Data extracted from a collection →
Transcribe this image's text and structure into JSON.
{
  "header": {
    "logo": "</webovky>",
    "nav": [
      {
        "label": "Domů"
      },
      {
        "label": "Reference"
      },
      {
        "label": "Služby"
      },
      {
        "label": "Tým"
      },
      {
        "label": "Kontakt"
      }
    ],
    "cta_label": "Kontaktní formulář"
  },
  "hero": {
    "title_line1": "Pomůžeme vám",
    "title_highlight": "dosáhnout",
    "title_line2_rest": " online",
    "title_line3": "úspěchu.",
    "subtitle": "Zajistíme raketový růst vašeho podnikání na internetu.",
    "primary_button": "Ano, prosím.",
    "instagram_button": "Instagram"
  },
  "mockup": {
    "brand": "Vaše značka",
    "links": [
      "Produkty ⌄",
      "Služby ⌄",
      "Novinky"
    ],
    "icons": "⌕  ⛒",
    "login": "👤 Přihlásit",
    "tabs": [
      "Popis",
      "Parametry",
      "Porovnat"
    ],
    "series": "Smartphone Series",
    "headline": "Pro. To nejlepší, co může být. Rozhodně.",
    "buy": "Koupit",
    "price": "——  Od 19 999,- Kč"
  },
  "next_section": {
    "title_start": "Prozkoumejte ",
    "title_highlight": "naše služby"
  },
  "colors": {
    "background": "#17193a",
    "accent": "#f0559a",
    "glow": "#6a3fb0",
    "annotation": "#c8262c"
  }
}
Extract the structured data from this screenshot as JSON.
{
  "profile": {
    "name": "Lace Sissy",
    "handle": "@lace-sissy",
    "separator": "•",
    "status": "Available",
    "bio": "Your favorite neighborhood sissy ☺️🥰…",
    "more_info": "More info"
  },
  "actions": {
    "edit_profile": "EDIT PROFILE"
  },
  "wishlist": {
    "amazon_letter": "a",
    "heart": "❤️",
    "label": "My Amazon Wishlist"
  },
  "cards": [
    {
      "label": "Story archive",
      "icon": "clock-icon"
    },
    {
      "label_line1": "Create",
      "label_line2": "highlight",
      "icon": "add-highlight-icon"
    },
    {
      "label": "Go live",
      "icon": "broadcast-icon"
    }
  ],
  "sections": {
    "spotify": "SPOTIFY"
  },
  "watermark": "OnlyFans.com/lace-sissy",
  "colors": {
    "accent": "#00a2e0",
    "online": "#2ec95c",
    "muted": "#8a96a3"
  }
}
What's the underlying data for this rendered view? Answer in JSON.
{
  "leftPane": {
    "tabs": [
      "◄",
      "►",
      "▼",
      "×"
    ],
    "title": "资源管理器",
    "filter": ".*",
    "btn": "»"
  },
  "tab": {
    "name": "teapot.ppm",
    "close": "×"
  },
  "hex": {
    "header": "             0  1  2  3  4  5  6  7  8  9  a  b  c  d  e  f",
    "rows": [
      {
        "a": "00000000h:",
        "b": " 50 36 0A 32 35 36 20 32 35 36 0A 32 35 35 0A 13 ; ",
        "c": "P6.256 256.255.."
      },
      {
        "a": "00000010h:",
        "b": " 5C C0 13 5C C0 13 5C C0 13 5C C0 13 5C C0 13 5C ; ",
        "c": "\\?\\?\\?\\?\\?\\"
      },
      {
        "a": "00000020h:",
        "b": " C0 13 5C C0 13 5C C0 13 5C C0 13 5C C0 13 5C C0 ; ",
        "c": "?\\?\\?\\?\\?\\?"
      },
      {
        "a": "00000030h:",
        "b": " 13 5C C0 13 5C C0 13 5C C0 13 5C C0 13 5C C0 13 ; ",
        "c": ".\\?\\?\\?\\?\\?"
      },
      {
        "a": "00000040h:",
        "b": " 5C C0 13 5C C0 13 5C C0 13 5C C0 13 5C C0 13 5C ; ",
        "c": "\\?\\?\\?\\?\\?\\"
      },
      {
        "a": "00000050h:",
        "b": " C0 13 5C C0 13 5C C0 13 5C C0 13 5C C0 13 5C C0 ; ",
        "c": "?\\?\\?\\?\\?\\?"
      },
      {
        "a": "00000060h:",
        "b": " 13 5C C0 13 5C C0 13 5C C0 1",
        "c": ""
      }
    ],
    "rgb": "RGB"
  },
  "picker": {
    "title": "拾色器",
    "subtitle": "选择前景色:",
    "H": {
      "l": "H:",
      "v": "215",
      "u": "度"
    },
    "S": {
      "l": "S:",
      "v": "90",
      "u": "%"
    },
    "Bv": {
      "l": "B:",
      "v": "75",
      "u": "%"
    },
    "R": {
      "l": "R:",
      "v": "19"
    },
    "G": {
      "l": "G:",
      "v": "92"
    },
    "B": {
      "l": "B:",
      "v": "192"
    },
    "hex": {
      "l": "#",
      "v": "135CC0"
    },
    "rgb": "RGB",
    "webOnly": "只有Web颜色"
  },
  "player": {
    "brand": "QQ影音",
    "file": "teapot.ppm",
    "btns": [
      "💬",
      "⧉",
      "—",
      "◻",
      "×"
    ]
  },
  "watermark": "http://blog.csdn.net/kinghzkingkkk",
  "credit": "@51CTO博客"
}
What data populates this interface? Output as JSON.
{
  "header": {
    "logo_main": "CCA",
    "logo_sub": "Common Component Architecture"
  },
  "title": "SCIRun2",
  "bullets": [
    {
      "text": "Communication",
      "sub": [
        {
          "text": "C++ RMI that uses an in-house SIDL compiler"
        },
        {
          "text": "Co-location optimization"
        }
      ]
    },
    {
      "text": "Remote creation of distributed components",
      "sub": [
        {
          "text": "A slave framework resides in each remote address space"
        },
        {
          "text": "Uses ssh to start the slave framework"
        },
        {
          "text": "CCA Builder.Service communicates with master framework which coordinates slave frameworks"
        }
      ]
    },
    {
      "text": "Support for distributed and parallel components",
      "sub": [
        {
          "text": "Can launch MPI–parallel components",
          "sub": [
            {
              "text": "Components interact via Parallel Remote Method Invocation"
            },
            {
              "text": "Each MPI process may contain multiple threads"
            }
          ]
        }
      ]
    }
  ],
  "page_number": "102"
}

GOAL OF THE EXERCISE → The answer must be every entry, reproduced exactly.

TASK ANSWER →
Transcribe this image's text and structure into JSON.
{
  "header": {
    "logo": "</webovky>",
    "nav": [
      {
        "label": "Domů"
      },
      {
        "label": "Reference"
      },
      {
        "label": "Služby"
      },
      {
        "label": "Tým"
      },
      {
        "label": "Kontakt"
      }
    ],
    "cta_label": "Kontaktní formulář"
  },
  "hero": {
    "title_line1": "Pomůžeme vám",
    "title_highlight": "dosáhnout",
    "title_line2_rest": " online",
    "title_line3": "úspěchu.",
    "subtitle": "Zajistíme raketový růst vašeho podnikání na internetu.",
    "primary_button": "Ano, prosím.",
    "instagram_button": "Instagram"
  },
  "mockup": {
    "brand": "Vaše značka",
    "links": [
      "Produkty ⌄",
      "Služby ⌄",
      "Novinky"
    ],
    "icons": "⌕  ⛒",
    "login": "👤 Přihlásit",
    "tabs": [
      "Popis",
      "Parametry",
      "Porovnat"
    ],
    "series": "Smartphone Series",
    "headline": "Pro. To nejlepší, co může být. Rozhodně.",
    "buy": "Koupit",
    "price": "——  Od 19 999,- Kč"
  },
  "next_section": {
    "title_start": "Prozkoumejte ",
    "title_highlight": "naše služby"
  },
  "colors": {
    "background": "#17193a",
    "accent": "#f0559a",
    "glow": "#6a3fb0",
    "annotation": "#c8262c"
  }
}
Extract the structured data from this screenshot as JSON.
{
  "profile": {
    "name": "Lace Sissy",
    "handle": "@lace-sissy",
    "separator": "•",
    "status": "Available",
    "bio": "Your favorite neighborhood sissy ☺️🥰…",
    "more_info": "More info"
  },
  "actions": {
    "edit_profile": "EDIT PROFILE"
  },
  "wishlist": {
    "amazon_letter": "a",
    "heart": "❤️",
    "label": "My Amazon Wishlist"
  },
  "cards": [
    {
      "label": "Story archive",
      "icon": "clock-icon"
    },
    {
      "label_line1": "Create",
      "label_line2": "highlight",
      "icon": "add-highlight-icon"
    },
    {
      "label": "Go live",
      "icon": "broadcast-icon"
    }
  ],
  "sections": {
    "spotify": "SPOTIFY"
  },
  "watermark": "OnlyFans.com/lace-sissy",
  "colors": {
    "accent": "#00a2e0",
    "online": "#2ec95c",
    "muted": "#8a96a3"
  }
}
What's the underlying data for this rendered view? Answer in JSON.
{
  "leftPane": {
    "tabs": [
      "◄",
      "►",
      "▼",
      "×"
    ],
    "title": "资源管理器",
    "filter": ".*",
    "btn": "»"
  },
  "tab": {
    "name": "teapot.ppm",
    "close": "×"
  },
  "hex": {
    "header": "             0  1  2  3  4  5  6  7  8  9  a  b  c  d  e  f",
    "rows": [
      {
        "a": "00000000h:",
        "b": " 50 36 0A 32 35 36 20 32 35 36 0A 32 35 35 0A 13 ; ",
        "c": "P6.256 256.255.."
      },
      {
        "a": "00000010h:",
        "b": " 5C C0 13 5C C0 13 5C C0 13 5C C0 13 5C C0 13 5C ; ",
        "c": "\\?\\?\\?\\?\\?\\"
      },
      {
        "a": "00000020h:",
        "b": " C0 13 5C C0 13 5C C0 13 5C C0 13 5C C0 13 5C C0 ; ",
        "c": "?\\?\\?\\?\\?\\?"
      },
      {
        "a": "00000030h:",
        "b": " 13 5C C0 13 5C C0 13 5C C0 13 5C C0 13 5C C0 13 ; ",
        "c": ".\\?\\?\\?\\?\\?"
      },
      {
        "a": "00000040h:",
        "b": " 5C C0 13 5C C0 13 5C C0 13 5C C0 13 5C C0 13 5C ; ",
        "c": "\\?\\?\\?\\?\\?\\"
      },
      {
        "a": "00000050h:",
        "b": " C0 13 5C C0 13 5C C0 13 5C C0 13 5C C0 13 5C C0 ; ",
        "c": "?\\?\\?\\?\\?\\?"
      },
      {
        "a": "00000060h:",
        "b": " 13 5C C0 13 5C C0 13 5C C0 1",
        "c": ""
      }
    ],
    "rgb": "RGB"
  },
  "picker": {
    "title": "拾色器",
    "subtitle": "选择前景色:",
    "H": {
      "l": "H:",
      "v": "215",
      "u": "度"
    },
    "S": {
      "l": "S:",
      "v": "90",
      "u": "%"
    },
    "Bv": {
      "l": "B:",
      "v": "75",
      "u": "%"
    },
    "R": {
      "l": "R:",
      "v": "19"
    },
    "G": {
      "l": "G:",
      "v": "92"
    },
    "B": {
      "l": "B:",
      "v": "192"
    },
    "hex": {
      "l": "#",
      "v": "135CC0"
    },
    "rgb": "RGB",
    "webOnly": "只有Web颜色"
  },
  "player": {
    "brand": "QQ影音",
    "file": "teapot.ppm",
    "btns": [
      "💬",
      "⧉",
      "—",
      "◻",
      "×"
    ]
  },
  "watermark": "http://blog.csdn.net/kinghzkingkkk",
  "credit": "@51CTO博客"
}
What data populates this interface? Output as JSON.
{
  "header": {
    "logo_main": "CCA",
    "logo_sub": "Common Component Architecture"
  },
  "title": "SCIRun2",
  "bullets": [
    {
      "text": "Communication",
      "sub": [
        {
          "text": "C++ RMI that uses an in-house SIDL compiler"
        },
        {
          "text": "Co-location optimization"
        }
      ]
    },
    {
      "text": "Remote creation of distributed components",
      "sub": [
        {
          "text": "A slave framework resides in each remote address space"
        },
        {
          "text": "Uses ssh to start the slave framework"
        },
        {
          "text": "CCA Builder.Service communicates with master framework which coordinates slave frameworks"
        }
      ]
    },
    {
      "text": "Support for distributed and parallel components",
      "sub": [
        {
          "text": "Can launch MPI–parallel components",
          "sub": [
            {
              "text": "Components interact via Parallel Remote Method Invocation"
            },
            {
              "text": "Each MPI process may contain multiple threads"
            }
          ]
        }
      ]
    }
  ],
  "page_number": "102"
}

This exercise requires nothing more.